Peak DSR Handling: Post-Holiday Strategies
The holiday season has come and gone, with lots and lots of shopping happening in the meantime. The one-two punch of Black Friday & Cyber Monday saw another year of massive growth in 2023, with sales in the U.S. alone topping well over $20 billion on the two days combined, an increase of 7% from 2022. The increase isn’t only an American phenomenon either, as global sales on Black Friday 2023 hit nearly $71 billion.
Brick and mortar stores have seen more success the farther we get from COVID-19 peaks, but e-commerce continues to be the main driver of holiday shopping growth.
And why wouldn’t it be? You can hit more retailers for the same discounts all from the comfort of your own home. Videos of doorbusters and shoppers fighting over televisions are long gone. In fact, e-commerce has become so convenient that the majority of holiday season shopping happens after Black Friday and Cyber Monday.
While a longer shopping season brings more revenue and eyes to sites across the internet, it also brings a host of data privacy problems that either didn’t exist or were minuscule before COVID that will only heighten as AI becomes more prevalent across the web.
A 2023 Pew Research Center survey found that 52% of Americans said they were more “concerned” about the effects of AI than they are “excited” about it. Given how many holiday shoppers are now being followed around the internet by ads for things they already bought, it is no surprise that people are weary about how companies use their data in the face of more and more powerful technological advances.
Seeing your data used for targeted ads and AI-powered algorithms to profile you is unpleasant enough, but having your data in the hands of hundreds of companies is also a risk. Data breaches, both minor and significant, are increasing in frequency year over year.
So what can the average person do to protect their data and themselves?
Data Privacy and You
If you want to take the safest route, use a VPN or a browser that incorporates privacy by design principles like Brave.com. Even using incognito or private modes of the most popular browsers does not prevent your data from winding up in the hands of sites and advertisers, as those private modes only refrain from saving your own search history and do not protect your identity online.
But those strategies only help shield you in the moment, but if you didn’t use a VPN or privacy-oriented browser this holiday season, not all is lost.
You can still scrub your digital footprint now, after the shopping is done, with the help of your data rights.
A core of the EU’s General Data Protection Regulation as well as the 13 state-level data privacy regulations within the U.S., consumers across all of Europe and over 40% of America have rights to access and request that companies delete their personal data from record.
Data subject requests (DSRs) are increasing as more and more people learn that they have these rights, with a 2023 EY Law survey finding 60% of companies handled more DSRs in 2023 than any other year.
MineOS’s adjacent B2C platform, which helps people discover which companies hold their data and then initiate deletion requests to those companies, finds that DSR requests annually spike in December and January (hence this article).
But good data privacy practices extend far beyond consumers alone.
Data Privacy and Companies
The heart of data privacy and its checkered history lies with the companies and organizations that are collecting and processing the data of thousands, or in some cases millions, of people.
How companies can more effectively govern data and respect their users’ data rights is a harder and larger question than how a single person can protect their own, but technology has stepped up to offer solutions.
The problem historically is that handling even a single data subject request is not an intuitive process when done manually, because companies have so much data that finding any specific data can be challenging.
That’s one of the reasons Gartner has found that fulfilling a single DSR costs companies roughly $1400.
Why so expensive?

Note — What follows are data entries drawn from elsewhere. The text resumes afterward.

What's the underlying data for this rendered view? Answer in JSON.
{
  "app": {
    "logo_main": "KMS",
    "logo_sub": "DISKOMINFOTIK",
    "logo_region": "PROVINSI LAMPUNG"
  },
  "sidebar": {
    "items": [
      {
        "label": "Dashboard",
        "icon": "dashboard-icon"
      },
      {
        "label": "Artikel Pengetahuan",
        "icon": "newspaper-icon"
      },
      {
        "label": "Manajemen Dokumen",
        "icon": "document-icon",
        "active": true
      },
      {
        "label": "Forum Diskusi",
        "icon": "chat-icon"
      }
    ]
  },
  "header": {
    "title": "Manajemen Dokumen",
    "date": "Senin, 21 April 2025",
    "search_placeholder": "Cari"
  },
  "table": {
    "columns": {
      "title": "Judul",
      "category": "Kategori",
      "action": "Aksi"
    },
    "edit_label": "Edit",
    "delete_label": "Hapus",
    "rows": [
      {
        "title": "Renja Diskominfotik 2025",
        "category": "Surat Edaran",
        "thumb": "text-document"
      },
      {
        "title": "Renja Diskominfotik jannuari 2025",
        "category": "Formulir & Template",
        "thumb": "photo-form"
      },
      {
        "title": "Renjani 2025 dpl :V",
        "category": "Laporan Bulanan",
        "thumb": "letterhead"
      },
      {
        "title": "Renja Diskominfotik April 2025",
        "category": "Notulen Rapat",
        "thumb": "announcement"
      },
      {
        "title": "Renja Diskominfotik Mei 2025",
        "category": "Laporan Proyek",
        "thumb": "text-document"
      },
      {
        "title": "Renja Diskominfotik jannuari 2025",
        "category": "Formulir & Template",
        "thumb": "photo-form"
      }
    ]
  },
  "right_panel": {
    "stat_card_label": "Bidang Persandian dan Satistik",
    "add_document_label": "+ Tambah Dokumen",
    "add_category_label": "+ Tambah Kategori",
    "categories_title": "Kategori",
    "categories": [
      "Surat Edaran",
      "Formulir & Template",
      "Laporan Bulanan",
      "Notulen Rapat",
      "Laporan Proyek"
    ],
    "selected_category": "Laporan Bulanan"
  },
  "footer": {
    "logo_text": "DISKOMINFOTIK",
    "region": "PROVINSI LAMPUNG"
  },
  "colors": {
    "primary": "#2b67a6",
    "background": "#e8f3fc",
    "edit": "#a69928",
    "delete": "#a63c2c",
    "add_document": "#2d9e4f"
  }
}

MineOS has found through years of firsthand experience that the average DSR requires companies to locate and delete (the majority of data subject requests are to delete data, rather than other options such as to confirm its possession, correct it, or receive a copy of it) data from nine different data systems.
That means manpower and time combing through dozens of data systems to ensure the process is done right. When a company receives DSRs daily or even weekly, these costs add up.
After the holiday season, when most companies will see more DSRs than any other point in the year, efficiency becomes essential. Responding to and fulfilling Data Subject Requests is a compliance requirement under GDPR and American state laws like California’s Consumer Privacy Act, and most data privacy regulations give between 30 and 45 days to complete a DSR, so there is little time to waste.
The best way to get on top of these data compliance requirements is through automation. Too many businesses are trying to manage compliance manually or with minimal integration to save money, but with the amount of data organizations process nowadays and the complexity of the average company’s data ecosystem, that is no longer a feasible solution.
With AI development throwing the data landscape into deeper disarray, data governance tools for data mapping, DSR handling, and consent management will continue rapidly growing in popularity and use to help companies responsibly oversee data and facilitate consumer requests faster and quicker than ever before.
Given that the tools to do this like MineOS are out there, if an organization still isn’t mindful of data governance and working toward managing compliance better after the holiday shopping season, it is behind the curve and failing its customers.